> About this task
Show, from the records below, all lines that contain the word "text".

> Given records
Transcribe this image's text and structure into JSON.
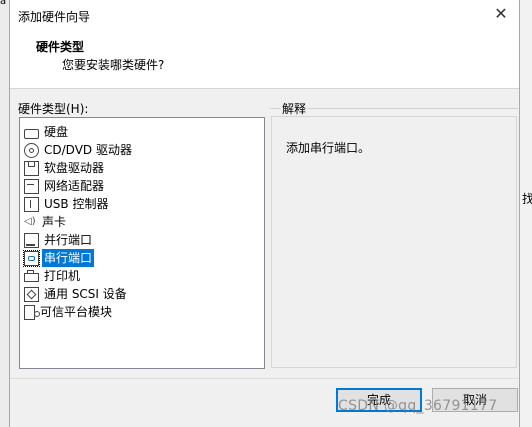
{
  "window": {
    "title": "添加硬件向导",
    "close_glyph": "✕"
  },
  "header": {
    "title": "硬件类型",
    "subtitle": "您要安装哪类硬件?"
  },
  "list": {
    "label": "硬件类型(H):",
    "items": [
      {
        "label": "硬盘",
        "icon": "hard-disk-icon",
        "selected": false
      },
      {
        "label": "CD/DVD 驱动器",
        "icon": "cd-dvd-icon",
        "selected": false
      },
      {
        "label": "软盘驱动器",
        "icon": "floppy-icon",
        "selected": false
      },
      {
        "label": "网络适配器",
        "icon": "network-adapter-icon",
        "selected": false
      },
      {
        "label": "USB 控制器",
        "icon": "usb-icon",
        "selected": false
      },
      {
        "label": "声卡",
        "icon": "sound-card-icon",
        "selected": false
      },
      {
        "label": "并行端口",
        "icon": "parallel-port-icon",
        "selected": false
      },
      {
        "label": "串行端口",
        "icon": "serial-port-icon",
        "selected": true
      },
      {
        "label": "打印机",
        "icon": "printer-icon",
        "selected": false
      },
      {
        "label": "通用 SCSI 设备",
        "icon": "scsi-icon",
        "selected": false
      },
      {
        "label": "可信平台模块",
        "icon": "tpm-icon",
        "selected": false
      }
    ]
  },
  "description": {
    "label": "解释",
    "text": "添加串行端口。"
  },
  "buttons": {
    "finish": "完成",
    "cancel": "取消"
  },
  "watermark": "CSDN @qq_36791177",
  "stray": {
    "top_left": "à",
    "right_edge": "找"
  },
  "colors": {
    "selection": "#0078d7",
    "dialog_bg": "#f0f0f0",
    "header_bg": "#ffffff"
  }
}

> Task output
Transcribe this image's text and structure into JSON.
    "text": "添加串行端口。"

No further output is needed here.